Benefits of Membership
Please see our weekly newsletter collection below. Our own staff and members contribute bits and bytes of interesting news and articles. They say that futurists make funny historians but we do our best to bridge that divide by illustrating our past themes and speakers as they develop and evolve. We hope that you enjoy reading these communications as much as we enjoy creating them for you. And if you have any news to share, please contact any member of our staff.
It’s not exactly watching Steve McQueen at Le Mans, but seeing drones duck under the Arc de Triomphe at 100 kph must’ve been pretty cool for the 36 pilots and 150,000 Parisians who turned out for the Drone Champions League competition last week. (Ian Glenn, Brooklyn, Jul 2016; Eric Cheng, San Francisco, Dec 2014; Evan Ackerman, Boston, Apr 2014)
Someday, we’ll beg the indulgence of our robotic overlords. Meanwhile, Boston Dynamics has traded one overlord (Google) for another (Softbank). The move puts two Autonomy (Brooklyn, July 2016) speakers under the same roof: Marc Raibert and Rodolphe Gelin of Aldebaran, which Softbank bought in 2015.
TTI/Vanguard member Airbus isn’t treading water—instead they’re spinning their wheels, as in putting exercycles on aircraft. Of course, that would require that cabins be reconfigurable. They’re working on that too.
Speaking of Airbus, an Airbus A330-class aircraft may debut sometime in the 2020s, thanks to Chinese money and Russian know-how. United Aircraft Corp. (Russia) and Comac (China) are teaming up in a Shanghai-based joint venture to produce a twin-aisle aircraft that can transport 280 passengers 7,500 miles (Dmitriy Tseliakhovich, San Francisco, Dec 2015; Eamonn Fingleton, Tokyo, July 2012).
Then there’s the question of whether we should privatize the air traffic control system. (Field trip, MITRE, Sep 2015; Angelika Dimoka and Paul Pavlou, Paris, Jul 2011; Glenn Roberts, Washington, D.C., May 2007). We’d love to hear our members’ thoughts.

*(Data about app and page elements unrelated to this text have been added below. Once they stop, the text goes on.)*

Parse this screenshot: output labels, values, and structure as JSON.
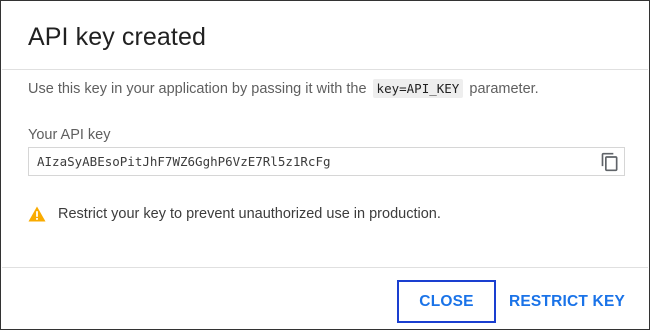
{
  "dialog": {
    "title": "API key created",
    "description_before": "Use this key in your application by passing it with the",
    "description_code": "key=API_KEY",
    "description_after": "parameter.",
    "field_label": "Your API key",
    "api_key": "AIzaSyABEsoPitJhF7WZ6GghP6VzE7Rl5z1RcFg",
    "warning_text": "Restrict your key to prevent unauthorized use in production.",
    "close_label": "CLOSE",
    "restrict_label": "RESTRICT KEY"
  },
  "icons": {
    "copy": "copy-icon",
    "warning": "warning-icon"
  },
  "colors": {
    "accent": "#1a73e8",
    "warning": "#f9ab00",
    "focus_outline": "#1a3fd0"
  }
}
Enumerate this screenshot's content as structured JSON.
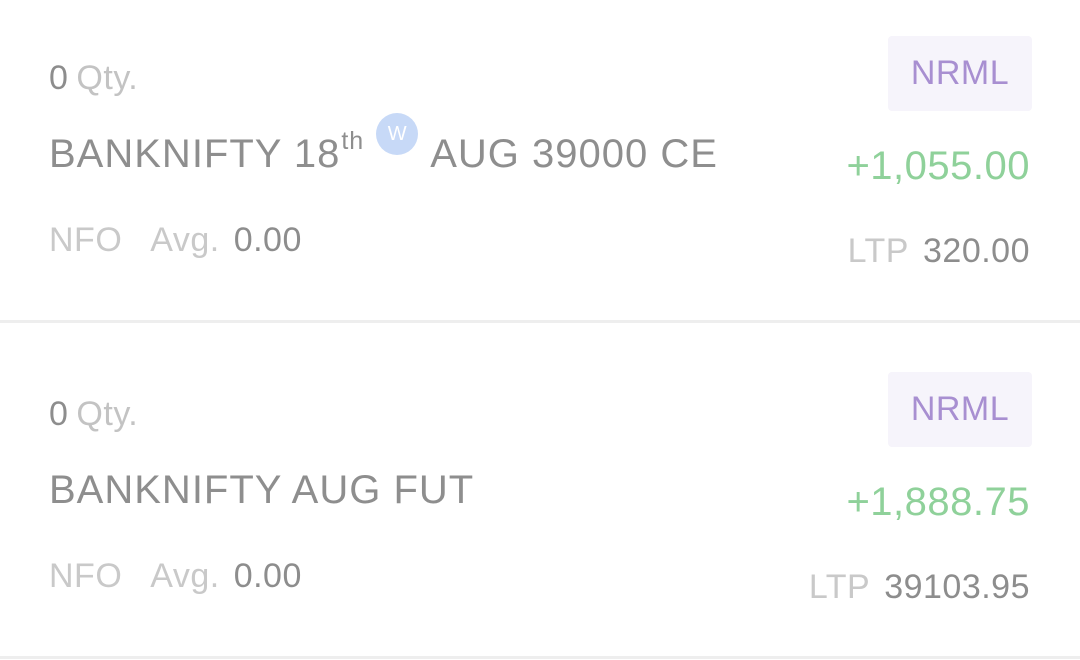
{
  "positions": [
    {
      "qty": "0",
      "qty_label": "Qty.",
      "symbol_prefix": "BANKNIFTY 18",
      "symbol_suffix": "th",
      "weekly_badge": "W",
      "symbol_rest": "AUG 39000 CE",
      "product": "NRML",
      "pnl": "+1,055.00",
      "exchange": "NFO",
      "avg_label": "Avg.",
      "avg_value": "0.00",
      "ltp_label": "LTP",
      "ltp_value": "320.00"
    },
    {
      "qty": "0",
      "qty_label": "Qty.",
      "symbol": "BANKNIFTY AUG FUT",
      "product": "NRML",
      "pnl": "+1,888.75",
      "exchange": "NFO",
      "avg_label": "Avg.",
      "avg_value": "0.00",
      "ltp_label": "LTP",
      "ltp_value": "39103.95"
    }
  ],
  "colors": {
    "profit": "#8fd19a",
    "product_tag_text": "#a88fd1",
    "product_tag_bg": "#f6f4fb",
    "weekly_badge_bg": "#c7d9f7"
  }
}
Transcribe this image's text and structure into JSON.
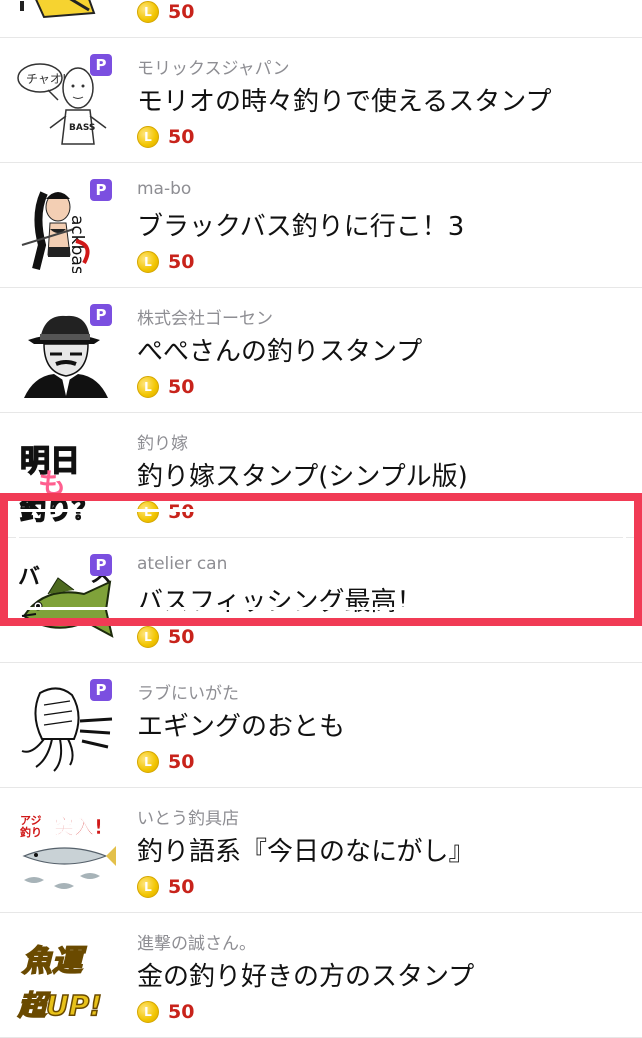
{
  "items": [
    {
      "author": "",
      "title": "",
      "price": "50",
      "premium": false,
      "thumb_icon": "cartoon-yellow-icon"
    },
    {
      "author": "モリックスジャパン",
      "title": "モリオの時々釣りで使えるスタンプ",
      "price": "50",
      "premium": true,
      "thumb_icon": "man-speech-bubble-icon",
      "thumb_text": [
        "チャオ!",
        "BASS"
      ]
    },
    {
      "author": "ma-bo",
      "title": "ブラックバス釣りに行こ！3",
      "price": "50",
      "premium": true,
      "thumb_icon": "angler-girl-icon",
      "thumb_text": [
        "ackbas"
      ]
    },
    {
      "author": "株式会社ゴーセン",
      "title": "ぺぺさんの釣りスタンプ",
      "price": "50",
      "premium": true,
      "thumb_icon": "man-fedora-icon"
    },
    {
      "author": "釣り嫁",
      "title": "釣り嫁スタンプ(シンプル版)",
      "price": "50",
      "premium": false,
      "thumb_icon": "text-stamp-icon",
      "thumb_text": [
        "明日",
        "も",
        "釣り？"
      ]
    },
    {
      "author": "atelier can",
      "title": "バスフィッシング最高！",
      "price": "50",
      "premium": true,
      "thumb_icon": "bass-fish-icon",
      "thumb_text": [
        "バ",
        "ス"
      ]
    },
    {
      "author": "ラブにいがた",
      "title": "エギングのおとも",
      "price": "50",
      "premium": true,
      "thumb_icon": "squid-icon"
    },
    {
      "author": "いとう釣具店",
      "title": "釣り語系『今日のなにがし』",
      "price": "50",
      "premium": false,
      "thumb_icon": "fish-school-icon",
      "thumb_text": [
        "アジ",
        "釣り",
        "突入!"
      ]
    },
    {
      "author": "進撃の誠さん。",
      "title": "金の釣り好きの方のスタンプ",
      "price": "50",
      "premium": false,
      "thumb_icon": "gold-text-icon",
      "thumb_text": [
        "魚運",
        "超UP!"
      ]
    }
  ],
  "labels": {
    "premium_badge": "P",
    "coin_symbol": "L"
  },
  "colors": {
    "highlight": "#f13b55",
    "price": "#c8231b",
    "premium_badge": "#7b4fe0",
    "coin": "#f2c500"
  },
  "highlighted_item": 4
}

In a new DARPA program, Oregon State University researchers will develop AI that explains its decision-making processes (Eric Mueller, Austin, Feb 2016; Patrick Henry Winston, Boston, Apr 2017; Doug Lenat’s Cyc project).
Did anything at Apple’s developers’ conference rock your world? Us neither. But the focus on Siri specifically and audio in general continues to fulfill the promise of speech interfaces, a topic TTI/Vanguard has been discussing since 1992 (Design As Strategy, Los Angeles, February 2011; Thad Starner, “Computational Interfaces for Mobile Environments,” Salt Lake City, Dec 2009; Mike Phillips, “Speech Interfaces for Mobile,” Santa Monica, Dec 2007; Extreme Interfaces, Geneva, September, 2005; Nicholas Negroponte, “Speech as the Primary Means of Interaction with Computers,” Boston, Oct 1992).
So many ways for Russian malware to hide, as Cory Doctorow (London, Jul 2010) explains.
Yet we’re learning more and more about the cyberattacks on the 2016 U.S. elections. (J. Alex Halderman, Washington, D.C., Sep 2016; Avi Rubin, Austin, Feb 2004; Bruce Schneier, Austin, Feb 2001)
And for something entirely unpolitical, University of Washington researchers have demonstrated 2-D magnetism in graphene (Subhasish Mitra, San Francisco, Dec 2015; Michael Strano, Charlotte, Dec 2010).
Magnetism, as you recall from physics class, is a powerful force that causes certain items to be attracted to refrigerators.”—Dave Barry